9. A press for twisting propellers comprising dies between which the propeller is. laid. clamps for said propeller rotatable during th twisting thereof. and means for bringing said dies together with the propeller held in place by said clamps.

Tn testimony whereof we hereunto aflix our signatures.

CHARLES E. I*I. \'II-TORN. SYLVANUS A. REED.

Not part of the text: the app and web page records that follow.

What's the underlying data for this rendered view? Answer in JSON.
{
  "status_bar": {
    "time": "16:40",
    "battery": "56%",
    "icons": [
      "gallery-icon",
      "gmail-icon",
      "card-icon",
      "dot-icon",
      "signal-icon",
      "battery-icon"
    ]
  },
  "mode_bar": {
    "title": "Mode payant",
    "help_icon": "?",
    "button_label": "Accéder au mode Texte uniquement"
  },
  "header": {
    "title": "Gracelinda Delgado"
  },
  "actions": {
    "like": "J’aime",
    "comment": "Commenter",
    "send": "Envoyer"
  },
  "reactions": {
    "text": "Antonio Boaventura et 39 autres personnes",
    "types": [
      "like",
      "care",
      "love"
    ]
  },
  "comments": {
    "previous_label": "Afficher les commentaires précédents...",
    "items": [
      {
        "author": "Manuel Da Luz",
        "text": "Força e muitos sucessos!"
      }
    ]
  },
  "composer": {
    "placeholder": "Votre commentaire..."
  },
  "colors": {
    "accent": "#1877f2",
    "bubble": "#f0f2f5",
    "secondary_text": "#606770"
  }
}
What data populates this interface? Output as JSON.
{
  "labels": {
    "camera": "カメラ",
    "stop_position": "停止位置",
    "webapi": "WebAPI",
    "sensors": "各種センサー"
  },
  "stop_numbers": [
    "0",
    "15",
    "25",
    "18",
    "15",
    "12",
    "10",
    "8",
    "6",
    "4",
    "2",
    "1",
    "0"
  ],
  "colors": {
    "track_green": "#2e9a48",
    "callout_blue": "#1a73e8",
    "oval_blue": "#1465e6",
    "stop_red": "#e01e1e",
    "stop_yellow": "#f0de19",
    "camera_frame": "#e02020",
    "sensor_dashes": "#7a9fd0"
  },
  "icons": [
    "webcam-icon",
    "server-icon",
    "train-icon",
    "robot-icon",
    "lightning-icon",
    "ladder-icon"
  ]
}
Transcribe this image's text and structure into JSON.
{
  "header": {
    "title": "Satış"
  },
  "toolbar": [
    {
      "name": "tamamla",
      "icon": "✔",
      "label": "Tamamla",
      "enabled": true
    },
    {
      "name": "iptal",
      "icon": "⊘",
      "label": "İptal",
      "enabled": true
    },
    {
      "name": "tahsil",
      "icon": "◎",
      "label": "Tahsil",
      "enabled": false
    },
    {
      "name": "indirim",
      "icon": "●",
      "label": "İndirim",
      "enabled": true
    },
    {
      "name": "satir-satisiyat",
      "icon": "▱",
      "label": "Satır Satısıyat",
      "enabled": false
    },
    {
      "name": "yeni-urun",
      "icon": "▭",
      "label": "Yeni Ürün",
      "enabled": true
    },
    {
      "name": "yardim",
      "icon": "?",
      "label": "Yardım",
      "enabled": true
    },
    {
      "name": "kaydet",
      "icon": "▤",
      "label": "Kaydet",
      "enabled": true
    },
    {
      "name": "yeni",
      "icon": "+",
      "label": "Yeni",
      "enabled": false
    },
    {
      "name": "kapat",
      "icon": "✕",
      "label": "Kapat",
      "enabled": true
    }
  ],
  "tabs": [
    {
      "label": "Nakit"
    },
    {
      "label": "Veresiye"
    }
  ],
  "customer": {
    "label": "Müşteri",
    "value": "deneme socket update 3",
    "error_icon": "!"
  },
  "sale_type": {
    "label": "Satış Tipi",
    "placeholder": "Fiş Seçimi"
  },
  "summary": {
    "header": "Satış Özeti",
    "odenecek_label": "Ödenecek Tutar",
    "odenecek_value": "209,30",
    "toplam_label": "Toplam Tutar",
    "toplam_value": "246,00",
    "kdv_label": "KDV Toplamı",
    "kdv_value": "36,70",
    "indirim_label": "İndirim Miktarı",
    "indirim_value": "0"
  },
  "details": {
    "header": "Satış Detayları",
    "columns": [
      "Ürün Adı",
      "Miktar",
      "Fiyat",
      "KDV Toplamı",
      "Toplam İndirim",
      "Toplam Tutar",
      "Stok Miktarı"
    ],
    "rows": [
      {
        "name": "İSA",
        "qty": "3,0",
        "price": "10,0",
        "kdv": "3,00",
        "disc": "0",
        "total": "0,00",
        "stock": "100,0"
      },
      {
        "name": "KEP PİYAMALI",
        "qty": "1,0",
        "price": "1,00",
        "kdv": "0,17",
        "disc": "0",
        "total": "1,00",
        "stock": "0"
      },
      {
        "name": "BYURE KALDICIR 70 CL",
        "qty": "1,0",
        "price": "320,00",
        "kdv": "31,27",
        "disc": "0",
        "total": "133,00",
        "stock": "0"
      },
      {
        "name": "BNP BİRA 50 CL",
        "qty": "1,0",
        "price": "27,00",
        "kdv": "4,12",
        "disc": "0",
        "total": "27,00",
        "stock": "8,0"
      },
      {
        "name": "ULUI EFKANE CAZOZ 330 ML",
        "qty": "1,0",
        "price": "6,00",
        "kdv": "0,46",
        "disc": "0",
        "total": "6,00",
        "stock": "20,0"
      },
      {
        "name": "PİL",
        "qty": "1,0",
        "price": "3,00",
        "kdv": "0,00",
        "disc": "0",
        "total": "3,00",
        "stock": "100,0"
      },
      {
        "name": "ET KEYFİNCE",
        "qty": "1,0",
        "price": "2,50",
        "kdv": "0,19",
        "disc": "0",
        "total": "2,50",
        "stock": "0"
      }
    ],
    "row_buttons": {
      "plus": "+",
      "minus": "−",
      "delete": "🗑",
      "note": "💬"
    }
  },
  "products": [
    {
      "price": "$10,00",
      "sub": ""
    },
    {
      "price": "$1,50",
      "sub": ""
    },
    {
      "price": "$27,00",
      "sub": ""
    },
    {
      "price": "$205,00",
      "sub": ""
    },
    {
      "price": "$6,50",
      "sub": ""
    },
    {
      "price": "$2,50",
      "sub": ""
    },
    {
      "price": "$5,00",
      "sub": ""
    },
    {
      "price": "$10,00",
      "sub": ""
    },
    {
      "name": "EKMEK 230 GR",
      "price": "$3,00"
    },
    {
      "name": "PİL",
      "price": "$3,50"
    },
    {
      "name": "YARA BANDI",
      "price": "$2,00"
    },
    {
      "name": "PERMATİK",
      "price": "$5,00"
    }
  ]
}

Referenced by
Citing PatentFiling datePublication dateApplicantTitle
US2433226 *Jun 5, 1945Dec 23, 1947Leblanc Rolland AForming or bending die assembly for presses
US2828777 *Oct 14, 1954Apr 1, 1958Western Electric CoWire forming fixture
US6089061 *May 12, 1999Jul 18, 2000Northrop Grumman CorporationModularized reconfigurable heated forming tool
US6185978 *Mar 4, 1997Feb 13, 2001Accra Teknik AbMethod for manufacturing of curved and quenched profiled elements and a die tool for carrying out the method
US6928850 *Apr 19, 2004Aug 16, 2005Texas Instruments IncorporatedMethod and tooling for z-axis offset of lead frames
US20040194529 *Apr 19, 2004Oct 7, 2004Pelletier William J.Method and tooling for z-axis offset of lead frames
US20060042347 *Dec 15, 2003Mar 2, 2006Bae Systems PlcAircraft component manufacturing tool and method
EP0328476A2 *Feb 9, 1989Aug 16, 1989United Technologies CorporationMethod for fabricating integrally bladed rotors
Classifications
U.S. Classification72/305, 72/311, 72/413
International ClassificationB21D53/78, B21D53/00
Cooperative ClassificationB21D53/78
European ClassificationB21D53/78